Naturally, the YouTube comments section is full of Trump supporters, angrily denouncing the trailer as political propaganda. They are wrong, sort of, technically; it’s almost completely identical to the way that the regime change is depicted in the book, which, remember, was published in 1985. That it reminds anyone in any way of Trump or the current Republican Party is a different problem entirely.

Here’s the relevant passage, in case you’re skeptical:

It was after the catastrophe, when they shot the president and machine gunned the Congress and the army declared a state of emergency. They blamed it on the Islamic fanatics, at the time.

Keep calm, they said on television. Everything is under control.

I was stunned. Everyone was, I know that. It was hard to believe. The entire government, gone like that. How did they get in, how did it happen?

That was when they suspended the Constitution. They said it would be temporary. There wasn’t even any rioting in the streets. People stayed home at night, watching television, looking for some direction. There wasn’t even an enemy you could put your finger on.

Look out, said Moira to me, over the phone. Here it comes.

Here what comes? I said.

You wait, she said. They’ve been building up to this. It’s you and me up against the wall, baby. She was quoting an expression of my mother’s, but she wasn’t intending to be funny.

From there, women’s bank accounts are frozen and jobs are terminated (which we also see in the trailer), and a law is passed forbidding them from owning property. And yet, life somehow continues to go on, without any protest, before it gets even worse. Well, it almost goes on without protest:

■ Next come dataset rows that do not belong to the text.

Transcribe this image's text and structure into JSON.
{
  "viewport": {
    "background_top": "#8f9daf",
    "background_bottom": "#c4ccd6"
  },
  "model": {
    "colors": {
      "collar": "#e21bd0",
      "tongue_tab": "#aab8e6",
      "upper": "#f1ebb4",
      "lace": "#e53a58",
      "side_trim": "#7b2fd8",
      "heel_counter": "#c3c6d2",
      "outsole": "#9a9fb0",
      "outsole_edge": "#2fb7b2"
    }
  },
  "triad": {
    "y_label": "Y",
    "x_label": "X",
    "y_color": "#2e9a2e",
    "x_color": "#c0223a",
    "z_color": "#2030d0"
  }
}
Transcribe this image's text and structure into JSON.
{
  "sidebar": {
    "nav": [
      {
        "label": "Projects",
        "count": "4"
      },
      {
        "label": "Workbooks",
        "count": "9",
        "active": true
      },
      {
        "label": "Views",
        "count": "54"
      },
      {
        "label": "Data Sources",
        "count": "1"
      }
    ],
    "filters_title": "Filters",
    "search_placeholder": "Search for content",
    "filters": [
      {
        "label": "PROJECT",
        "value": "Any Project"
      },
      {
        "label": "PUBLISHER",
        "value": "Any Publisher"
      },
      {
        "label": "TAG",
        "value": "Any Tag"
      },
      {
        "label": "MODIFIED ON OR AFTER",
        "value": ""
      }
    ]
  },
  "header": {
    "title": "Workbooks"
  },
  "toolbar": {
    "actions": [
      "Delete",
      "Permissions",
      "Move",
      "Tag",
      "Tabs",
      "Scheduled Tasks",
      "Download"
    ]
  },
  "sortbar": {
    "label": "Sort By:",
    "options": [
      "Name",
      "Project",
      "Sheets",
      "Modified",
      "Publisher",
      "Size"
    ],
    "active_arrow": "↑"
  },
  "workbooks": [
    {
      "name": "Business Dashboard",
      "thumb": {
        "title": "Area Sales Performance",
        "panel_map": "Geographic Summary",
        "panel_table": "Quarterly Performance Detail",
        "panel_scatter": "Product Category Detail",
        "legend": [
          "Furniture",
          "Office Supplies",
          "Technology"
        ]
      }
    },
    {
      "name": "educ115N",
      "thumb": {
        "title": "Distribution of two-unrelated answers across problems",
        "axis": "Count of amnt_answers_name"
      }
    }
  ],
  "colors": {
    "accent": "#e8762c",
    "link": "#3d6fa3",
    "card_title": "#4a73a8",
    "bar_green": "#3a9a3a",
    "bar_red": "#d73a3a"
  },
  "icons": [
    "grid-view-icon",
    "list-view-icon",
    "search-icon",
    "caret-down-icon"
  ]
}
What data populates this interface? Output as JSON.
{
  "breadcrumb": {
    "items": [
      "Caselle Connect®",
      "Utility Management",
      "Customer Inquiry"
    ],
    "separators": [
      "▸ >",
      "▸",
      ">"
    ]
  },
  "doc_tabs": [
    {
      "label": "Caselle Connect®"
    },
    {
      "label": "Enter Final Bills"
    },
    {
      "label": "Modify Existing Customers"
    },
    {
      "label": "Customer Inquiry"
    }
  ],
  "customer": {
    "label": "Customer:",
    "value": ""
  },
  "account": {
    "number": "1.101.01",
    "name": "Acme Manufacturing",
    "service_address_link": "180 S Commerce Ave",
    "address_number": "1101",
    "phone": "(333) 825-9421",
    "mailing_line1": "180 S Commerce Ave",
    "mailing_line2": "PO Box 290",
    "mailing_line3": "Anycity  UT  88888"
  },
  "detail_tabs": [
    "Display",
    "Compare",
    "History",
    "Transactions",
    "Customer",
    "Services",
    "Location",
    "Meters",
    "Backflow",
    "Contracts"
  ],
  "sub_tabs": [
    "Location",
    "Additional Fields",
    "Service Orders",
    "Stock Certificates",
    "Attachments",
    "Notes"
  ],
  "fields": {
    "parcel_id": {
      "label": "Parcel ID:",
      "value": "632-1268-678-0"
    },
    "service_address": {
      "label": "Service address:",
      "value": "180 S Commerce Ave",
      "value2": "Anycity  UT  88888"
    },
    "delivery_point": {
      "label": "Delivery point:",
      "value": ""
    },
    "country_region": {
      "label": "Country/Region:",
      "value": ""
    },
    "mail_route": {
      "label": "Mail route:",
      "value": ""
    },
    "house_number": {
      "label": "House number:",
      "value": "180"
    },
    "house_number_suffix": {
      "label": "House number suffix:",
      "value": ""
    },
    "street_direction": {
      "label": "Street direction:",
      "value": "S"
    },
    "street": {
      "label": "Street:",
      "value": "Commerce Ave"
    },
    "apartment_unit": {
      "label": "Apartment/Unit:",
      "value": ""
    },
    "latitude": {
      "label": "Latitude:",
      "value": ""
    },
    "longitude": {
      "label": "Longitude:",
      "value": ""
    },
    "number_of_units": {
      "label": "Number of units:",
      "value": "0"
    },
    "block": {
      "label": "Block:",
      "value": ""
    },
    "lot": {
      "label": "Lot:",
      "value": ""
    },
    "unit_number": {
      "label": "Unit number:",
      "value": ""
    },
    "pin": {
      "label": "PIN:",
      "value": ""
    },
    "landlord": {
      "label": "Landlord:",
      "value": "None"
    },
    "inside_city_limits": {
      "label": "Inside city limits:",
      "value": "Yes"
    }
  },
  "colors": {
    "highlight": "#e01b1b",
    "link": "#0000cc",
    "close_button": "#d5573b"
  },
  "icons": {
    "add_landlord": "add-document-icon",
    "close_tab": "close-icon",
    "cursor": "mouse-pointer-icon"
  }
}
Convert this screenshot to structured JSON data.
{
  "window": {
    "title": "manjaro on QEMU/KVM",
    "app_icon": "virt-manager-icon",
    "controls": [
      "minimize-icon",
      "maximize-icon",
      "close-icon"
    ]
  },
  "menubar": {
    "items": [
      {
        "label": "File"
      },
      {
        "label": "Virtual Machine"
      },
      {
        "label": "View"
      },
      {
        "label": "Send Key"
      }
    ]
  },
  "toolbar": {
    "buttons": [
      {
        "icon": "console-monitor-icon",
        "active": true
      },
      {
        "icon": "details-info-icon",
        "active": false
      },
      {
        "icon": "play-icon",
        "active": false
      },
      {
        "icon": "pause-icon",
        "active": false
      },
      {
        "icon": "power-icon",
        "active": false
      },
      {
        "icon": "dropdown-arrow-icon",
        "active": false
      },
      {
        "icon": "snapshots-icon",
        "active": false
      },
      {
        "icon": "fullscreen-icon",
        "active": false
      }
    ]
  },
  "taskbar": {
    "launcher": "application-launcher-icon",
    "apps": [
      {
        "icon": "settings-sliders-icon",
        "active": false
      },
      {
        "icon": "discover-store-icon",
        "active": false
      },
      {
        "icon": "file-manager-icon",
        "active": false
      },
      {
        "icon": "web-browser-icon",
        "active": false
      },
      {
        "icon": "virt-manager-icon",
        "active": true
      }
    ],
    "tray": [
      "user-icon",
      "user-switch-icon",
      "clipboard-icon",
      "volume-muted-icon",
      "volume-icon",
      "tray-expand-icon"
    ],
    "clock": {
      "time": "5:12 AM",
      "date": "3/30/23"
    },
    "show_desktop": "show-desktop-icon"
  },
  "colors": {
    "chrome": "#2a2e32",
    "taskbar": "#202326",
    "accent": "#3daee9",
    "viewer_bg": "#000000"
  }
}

There were marches, of course, a lot of women and some men. But they were smaller than you might have thought. I guess people were scared. And when it was known that the police, or the army, or whoever they were, would open fire almost as soon as any of the marches even started, the marches stopped. A few things were blown up, post offices, subway stations. But you couldn’t even be sure who was doing it. It could have been the army, to justify the computer searches and the other ones, the door-to-doors.

The Handmaid’s Tale deeply, deeply affected me when I first read it in college, and with the way our political system has recently begun to devolve, I think about this chapter of the book a lot. I think about how Offred and the people around her were too afraid to put up a fight, and I use that to strengthen my own resolve when I’m making phone calls or joining marches. After all, no one’s actually suspended the Constitution yet, as much as some elected officials try to ignore it. By comparison, it’s not too late, right?

So sure, you could argue that this trailer spoils one of the biggest reveals of the book, or that it’s another example of the entertainment industry’s ongoing problem with giving away too much in its advertising. But if it inspires one person out there like the book continues to inspire me, I think it will have been worth the spoiler. It’s not too late. Yet.


Get entertainment, celebrity and politics updates via Facebook or Twitter. Buy Pajiba merch at the Pajiba Store.

Why Television Shows Should Have Term Limits | Donald Trump Must Be Tired of Winning




Continue Reading After the Advertisement

Bigots, Trolls & MRAs Are Not Welcome in the Comments




Advertisement




The Pajiba Store


petr-store-pajiba.png






Privacy Policy
advertise